Felger had applied to Canada’s highest court last month in hopes of being able to argue that an earlier decision by the B.C. Court of Appeal should be overturned, but the application was dismissed.
In January of this year, the Court of Appeal agreed with the Crown that Felger’s 2012 acquittal on drug charges should be set aside and a new trial should be held.
Felger, who is seeking a council seat in the Nov. 15 municipal election, was acquitted in December 2012 of seven charges – six counts of trafficking in marijuana and one count of possession for the purpose of trafficking – that were laid in 2009 in relation to his former Da Kine store on Essendene Avenue in Abbotsford.
Felger’s lawyer had argued that police had trespassed on Felger’s property by ignoring signs he had posted outside the store that stated “no police officers allowed in the store without a warrant.”
Felger also had his lawyer send a letter to the local police chief, indicating that no member of the Abbotsford Police Department was allowed onto the premises without a warrant.
During their investigation, undercover officers attended the store and allegedly purchased marijuana, which led to Felger’s arrest and charges.
The trial judge excluded this evidence, saying it constituted a search that breached Felger’s charter rights, and the charges were thrown out.
Crown appealed the acquittal, with three judges on the B.C. Court of Appeal panel in agreement that although the charter provides a “reasonable expectation of privacy,” the sign and the letter did not entitle Felger to those privacy rights.

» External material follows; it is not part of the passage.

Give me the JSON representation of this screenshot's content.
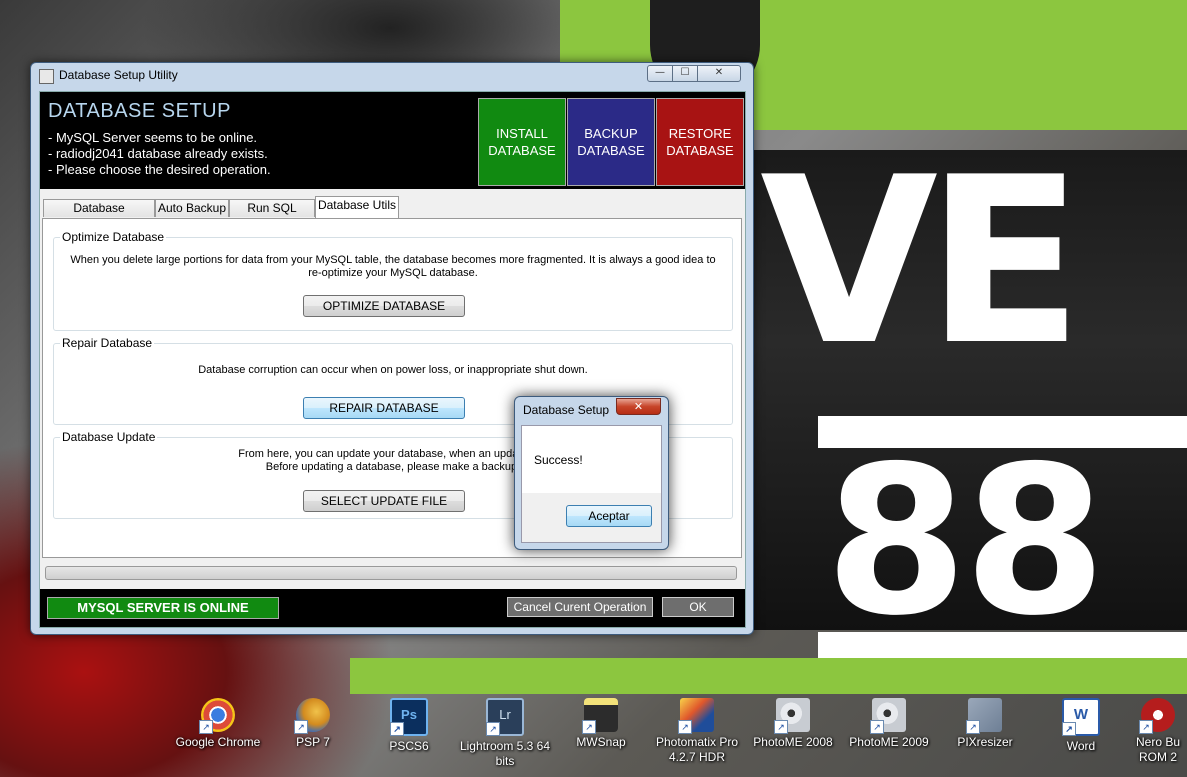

The acquittal was overturned and a new trial was granted, which initially was scheduled for May 2015. It is not yet known if this trial date will stand or whether a new one will be selected.
Felger’s co-accused Natasha Healy, an employee at Da Kine who was also previously acquitted on three drug charges in the same case, also had that acquittal overturned on appeal by the Crown and will get a new trial.
Felger also went on trial for drug charges in Mission and had most of those charges thrown out in court in May 2013 because the judge in that case also ruled that his charter rights had been breached by police.
That matter is still before the courts, with a trial slated to continue on adapted charges.